» **WHAT IS BEING ASKED**:
Write out the records that follow with every word intact.

» **RECORDS SHOWN**:
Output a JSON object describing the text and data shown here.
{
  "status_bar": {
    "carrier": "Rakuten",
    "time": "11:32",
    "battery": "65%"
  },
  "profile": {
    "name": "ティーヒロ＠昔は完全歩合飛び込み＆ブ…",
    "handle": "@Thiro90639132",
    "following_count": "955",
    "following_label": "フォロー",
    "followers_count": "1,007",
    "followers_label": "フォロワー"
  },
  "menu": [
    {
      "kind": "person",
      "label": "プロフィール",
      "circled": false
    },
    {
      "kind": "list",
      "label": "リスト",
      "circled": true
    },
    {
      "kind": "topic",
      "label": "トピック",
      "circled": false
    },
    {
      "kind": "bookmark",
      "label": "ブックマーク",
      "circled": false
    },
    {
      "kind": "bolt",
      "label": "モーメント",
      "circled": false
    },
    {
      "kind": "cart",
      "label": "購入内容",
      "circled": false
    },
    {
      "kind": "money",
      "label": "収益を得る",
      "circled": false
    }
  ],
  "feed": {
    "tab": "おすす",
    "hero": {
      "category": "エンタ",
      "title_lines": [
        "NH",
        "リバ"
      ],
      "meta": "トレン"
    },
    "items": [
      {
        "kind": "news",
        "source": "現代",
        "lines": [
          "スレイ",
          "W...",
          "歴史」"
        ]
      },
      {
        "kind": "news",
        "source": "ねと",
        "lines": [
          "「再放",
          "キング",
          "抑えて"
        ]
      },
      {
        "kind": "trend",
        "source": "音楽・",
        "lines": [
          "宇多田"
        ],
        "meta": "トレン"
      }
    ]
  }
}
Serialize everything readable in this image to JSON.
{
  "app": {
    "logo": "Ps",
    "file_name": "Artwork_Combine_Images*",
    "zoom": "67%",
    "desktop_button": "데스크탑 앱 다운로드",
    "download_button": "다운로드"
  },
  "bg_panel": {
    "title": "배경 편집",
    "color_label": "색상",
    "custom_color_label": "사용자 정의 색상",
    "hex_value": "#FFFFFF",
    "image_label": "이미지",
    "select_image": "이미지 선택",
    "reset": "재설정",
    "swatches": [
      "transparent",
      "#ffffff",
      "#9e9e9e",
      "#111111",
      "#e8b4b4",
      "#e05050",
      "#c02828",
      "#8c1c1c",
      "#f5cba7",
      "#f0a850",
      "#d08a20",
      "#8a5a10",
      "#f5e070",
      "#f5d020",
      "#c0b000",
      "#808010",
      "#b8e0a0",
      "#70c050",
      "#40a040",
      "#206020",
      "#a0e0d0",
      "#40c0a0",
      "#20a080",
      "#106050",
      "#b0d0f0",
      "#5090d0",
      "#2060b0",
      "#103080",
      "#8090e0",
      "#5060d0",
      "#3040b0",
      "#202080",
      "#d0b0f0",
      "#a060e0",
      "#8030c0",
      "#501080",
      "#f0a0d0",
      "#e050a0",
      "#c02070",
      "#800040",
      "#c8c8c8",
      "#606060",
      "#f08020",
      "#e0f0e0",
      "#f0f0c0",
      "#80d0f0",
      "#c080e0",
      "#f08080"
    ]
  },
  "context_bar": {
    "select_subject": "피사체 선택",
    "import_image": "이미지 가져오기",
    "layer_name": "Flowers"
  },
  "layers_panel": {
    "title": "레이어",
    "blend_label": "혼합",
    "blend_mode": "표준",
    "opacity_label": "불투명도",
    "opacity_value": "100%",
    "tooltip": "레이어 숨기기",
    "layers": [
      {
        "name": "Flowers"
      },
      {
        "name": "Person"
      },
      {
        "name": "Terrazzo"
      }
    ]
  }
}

» **RESPONSE FOR THIS EXERCISE**:
Output a JSON object describing the text and data shown here.
{
  "status_bar": {
    "carrier": "Rakuten",
    "time": "11:32",
    "battery": "65%"
  },
  "profile": {
    "name": "ティーヒロ＠昔は完全歩合飛び込み＆ブ…",
    "handle": "@Thiro90639132",
    "following_count": "955",
    "following_label": "フォロー",
    "followers_count": "1,007",
    "followers_label": "フォロワー"
  },
  "menu": [
    {
      "kind": "person",
      "label": "プロフィール",
      "circled": false
    },
    {
      "kind": "list",
      "label": "リスト",
      "circled": true
    },
    {
      "kind": "topic",
      "label": "トピック",
      "circled": false
    },
    {
      "kind": "bookmark",
      "label": "ブックマーク",
      "circled": false
    },
    {
      "kind": "bolt",
      "label": "モーメント",
      "circled": false
    },
    {
      "kind": "cart",
      "label": "購入内容",
      "circled": false
    },
    {
      "kind": "money",
      "label": "収益を得る",
      "circled": false
    }
  ],
  "feed": {
    "tab": "おすす",
    "hero": {
      "category": "エンタ",
      "title_lines": [
        "NH",
        "リバ"
      ],
      "meta": "トレン"
    },
    "items": [
      {
        "kind": "news",
        "source": "現代",
        "lines": [
          "スレイ",
          "W...",
          "歴史」"
        ]
      },
      {
        "kind": "news",
        "source": "ねと",
        "lines": [
          "「再放",
          "キング",
          "抑えて"
        ]
      },
      {
        "kind": "trend",
        "source": "音楽・",
        "lines": [
          "宇多田"
        ],
        "meta": "トレン"
      }
    ]
  }
}
Serialize everything readable in this image to JSON.
{
  "app": {
    "logo": "Ps",
    "file_name": "Artwork_Combine_Images*",
    "zoom": "67%",
    "desktop_button": "데스크탑 앱 다운로드",
    "download_button": "다운로드"
  },
  "bg_panel": {
    "title": "배경 편집",
    "color_label": "색상",
    "custom_color_label": "사용자 정의 색상",
    "hex_value": "#FFFFFF",
    "image_label": "이미지",
    "select_image": "이미지 선택",
    "reset": "재설정",
    "swatches": [
      "transparent",
      "#ffffff",
      "#9e9e9e",
      "#111111",
      "#e8b4b4",
      "#e05050",
      "#c02828",
      "#8c1c1c",
      "#f5cba7",
      "#f0a850",
      "#d08a20",
      "#8a5a10",
      "#f5e070",
      "#f5d020",
      "#c0b000",
      "#808010",
      "#b8e0a0",
      "#70c050",
      "#40a040",
      "#206020",
      "#a0e0d0",
      "#40c0a0",
      "#20a080",
      "#106050",
      "#b0d0f0",
      "#5090d0",
      "#2060b0",
      "#103080",
      "#8090e0",
      "#5060d0",
      "#3040b0",
      "#202080",
      "#d0b0f0",
      "#a060e0",
      "#8030c0",
      "#501080",
      "#f0a0d0",
      "#e050a0",
      "#c02070",
      "#800040",
      "#c8c8c8",
      "#606060",
      "#f08020",
      "#e0f0e0",
      "#f0f0c0",
      "#80d0f0",
      "#c080e0",
      "#f08080"
    ]
  },
  "context_bar": {
    "select_subject": "피사체 선택",
    "import_image": "이미지 가져오기",
    "layer_name": "Flowers"
  },
  "layers_panel": {
    "title": "레이어",
    "blend_label": "혼합",
    "blend_mode": "표준",
    "opacity_label": "불투명도",
    "opacity_value": "100%",
    "tooltip": "레이어 숨기기",
    "layers": [
      {
        "name": "Flowers"
      },
      {
        "name": "Person"
      },
      {
        "name": "Terrazzo"
      }
    ]
  }
}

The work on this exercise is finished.